The new building comprises six floors of laboratories, a three-story education wing for teaching anatomy and histology, a vivarium and greatly expanded facilities for magnetic resonance imaging research. The open spaces and large windows of the granite, brick and limestone building suggest a New England textile mill. The design and construction process itself was a study in effective collaboration, said architect Denise Scott Brown of the firm Venturi, Scott Brown & Associates of Philadelphia, which designed the building with Payette Associates of Boston. When architects and builders collaborate with a client like Yale, they “embark on an adventure together,” Scott Brown said, “matching wits and building on each other’s ideas.”
Kessler noted that the completion of the building is “a step along the way,” part of a plan by Yale to invest $500 million in the medical school campus over the next 10 years. “This building is a model we will use in the future to continue to transform the face of medicine at Yale.”

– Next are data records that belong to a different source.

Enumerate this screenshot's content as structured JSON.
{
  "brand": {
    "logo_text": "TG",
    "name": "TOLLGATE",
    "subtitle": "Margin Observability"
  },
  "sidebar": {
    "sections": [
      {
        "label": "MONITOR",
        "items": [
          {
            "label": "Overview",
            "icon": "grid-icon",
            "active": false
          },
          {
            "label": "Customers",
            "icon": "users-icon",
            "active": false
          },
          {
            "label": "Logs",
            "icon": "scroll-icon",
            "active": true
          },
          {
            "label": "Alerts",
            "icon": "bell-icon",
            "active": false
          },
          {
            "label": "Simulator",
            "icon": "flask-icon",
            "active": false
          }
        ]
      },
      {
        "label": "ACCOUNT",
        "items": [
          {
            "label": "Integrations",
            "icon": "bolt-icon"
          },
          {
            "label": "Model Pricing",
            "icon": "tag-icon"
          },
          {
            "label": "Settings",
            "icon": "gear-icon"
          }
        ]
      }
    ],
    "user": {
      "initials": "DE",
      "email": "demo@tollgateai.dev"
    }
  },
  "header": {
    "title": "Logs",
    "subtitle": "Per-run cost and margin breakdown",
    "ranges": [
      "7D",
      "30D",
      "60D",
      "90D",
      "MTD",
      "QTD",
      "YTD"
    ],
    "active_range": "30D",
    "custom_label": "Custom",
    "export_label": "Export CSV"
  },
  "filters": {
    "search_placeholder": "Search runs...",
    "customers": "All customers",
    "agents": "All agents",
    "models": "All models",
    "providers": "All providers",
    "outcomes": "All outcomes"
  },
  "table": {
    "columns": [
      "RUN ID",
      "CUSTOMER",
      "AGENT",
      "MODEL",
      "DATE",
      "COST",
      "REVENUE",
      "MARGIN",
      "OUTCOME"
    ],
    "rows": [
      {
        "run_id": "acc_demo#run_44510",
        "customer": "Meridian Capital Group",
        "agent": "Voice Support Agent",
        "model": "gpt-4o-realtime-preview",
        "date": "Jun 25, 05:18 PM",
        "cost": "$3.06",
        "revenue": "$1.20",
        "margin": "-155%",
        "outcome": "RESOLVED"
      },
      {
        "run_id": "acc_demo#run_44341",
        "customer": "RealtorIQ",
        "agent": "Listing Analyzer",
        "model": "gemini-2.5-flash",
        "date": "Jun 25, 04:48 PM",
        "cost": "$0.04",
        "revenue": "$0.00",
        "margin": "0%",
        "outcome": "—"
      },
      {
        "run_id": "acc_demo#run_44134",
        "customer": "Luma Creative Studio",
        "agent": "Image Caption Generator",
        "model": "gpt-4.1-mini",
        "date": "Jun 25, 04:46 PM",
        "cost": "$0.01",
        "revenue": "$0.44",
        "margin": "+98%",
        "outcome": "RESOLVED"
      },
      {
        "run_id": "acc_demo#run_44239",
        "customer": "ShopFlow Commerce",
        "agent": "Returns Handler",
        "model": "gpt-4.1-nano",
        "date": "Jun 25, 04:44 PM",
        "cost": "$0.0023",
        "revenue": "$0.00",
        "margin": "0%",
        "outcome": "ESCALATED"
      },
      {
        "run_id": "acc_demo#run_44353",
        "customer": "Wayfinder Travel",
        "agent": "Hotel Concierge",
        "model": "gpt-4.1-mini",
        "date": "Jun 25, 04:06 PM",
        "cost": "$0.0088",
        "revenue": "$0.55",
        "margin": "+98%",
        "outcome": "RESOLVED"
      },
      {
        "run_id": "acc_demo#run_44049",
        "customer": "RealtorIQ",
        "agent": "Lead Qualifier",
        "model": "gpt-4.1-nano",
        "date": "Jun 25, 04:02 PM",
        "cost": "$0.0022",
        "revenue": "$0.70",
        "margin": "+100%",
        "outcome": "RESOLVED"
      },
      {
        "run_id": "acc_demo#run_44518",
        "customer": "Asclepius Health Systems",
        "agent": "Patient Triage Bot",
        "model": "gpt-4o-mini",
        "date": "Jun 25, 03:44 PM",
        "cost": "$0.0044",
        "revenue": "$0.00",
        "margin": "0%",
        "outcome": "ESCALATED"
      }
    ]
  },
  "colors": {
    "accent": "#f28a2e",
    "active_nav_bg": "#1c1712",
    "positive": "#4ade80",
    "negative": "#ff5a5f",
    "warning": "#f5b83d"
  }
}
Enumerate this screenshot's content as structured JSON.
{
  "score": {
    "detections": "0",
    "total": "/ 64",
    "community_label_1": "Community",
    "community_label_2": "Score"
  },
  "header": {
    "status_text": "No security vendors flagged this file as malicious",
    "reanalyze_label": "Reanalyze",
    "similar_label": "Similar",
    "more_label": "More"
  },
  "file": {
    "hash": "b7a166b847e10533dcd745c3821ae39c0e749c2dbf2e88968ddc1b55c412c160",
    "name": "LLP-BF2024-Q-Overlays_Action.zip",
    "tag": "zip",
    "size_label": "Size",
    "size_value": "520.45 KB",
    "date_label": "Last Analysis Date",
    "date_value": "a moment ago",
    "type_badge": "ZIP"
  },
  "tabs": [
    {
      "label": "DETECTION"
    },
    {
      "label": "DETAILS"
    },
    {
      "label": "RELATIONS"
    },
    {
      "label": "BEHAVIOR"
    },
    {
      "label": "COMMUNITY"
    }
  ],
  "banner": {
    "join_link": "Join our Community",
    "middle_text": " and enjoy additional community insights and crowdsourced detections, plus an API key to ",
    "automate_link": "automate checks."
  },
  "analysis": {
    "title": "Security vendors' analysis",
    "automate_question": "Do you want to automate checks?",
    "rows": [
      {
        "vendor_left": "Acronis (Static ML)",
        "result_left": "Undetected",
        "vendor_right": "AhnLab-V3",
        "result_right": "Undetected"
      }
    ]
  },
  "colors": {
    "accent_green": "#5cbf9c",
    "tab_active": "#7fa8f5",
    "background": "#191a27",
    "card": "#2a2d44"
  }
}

A lasting influence
Benefactor John Anlyan first came to New Haven from his native Alexandria, Egypt, in 1939 to attend Yale College and, later, the School of Medicine.
He trained in surgery at the University of Chicago Clinics and at Ohio State University while earning a master’s degree in enzyme chemistry. After returning to Yale as an instructor for two years and serving at Sloan-Kettering Institute in New York as a Damon Runyon fellow, Anlyan and his wife set out for California in 1954. For the next half-century, the couple devoted themselves to life in San Francisco, to his career as a cancer surgeon—and to Yale.
In recent decades, Yale presidents and deans visited the Anlyans’ San Francisco home, and the Anlyans retained a close interest in the university that educated John Anlyan and his two younger brothers—William, B.S. ’45W, M.D. ’49, who went on to become the chancellor of Duke University Medical Center; and Frederick, B.A. ’51, M.D., a Long Island pathologist. “I love Yale,” Anlyan said in June during a telephone interview from his new home in San Rafael, Calif. “It would never occur to me to do anything else but support it.”
But John Anlyan is not finished giving.
He has also willed his oil paintings of San Francisco scenes to the school, to be hung in the dissection room. It turns out that Anlyan, who speaks 10 languages and studied law in his spare time, isn’t a bad artist, either. “I think they’ll make it a happier place.” YM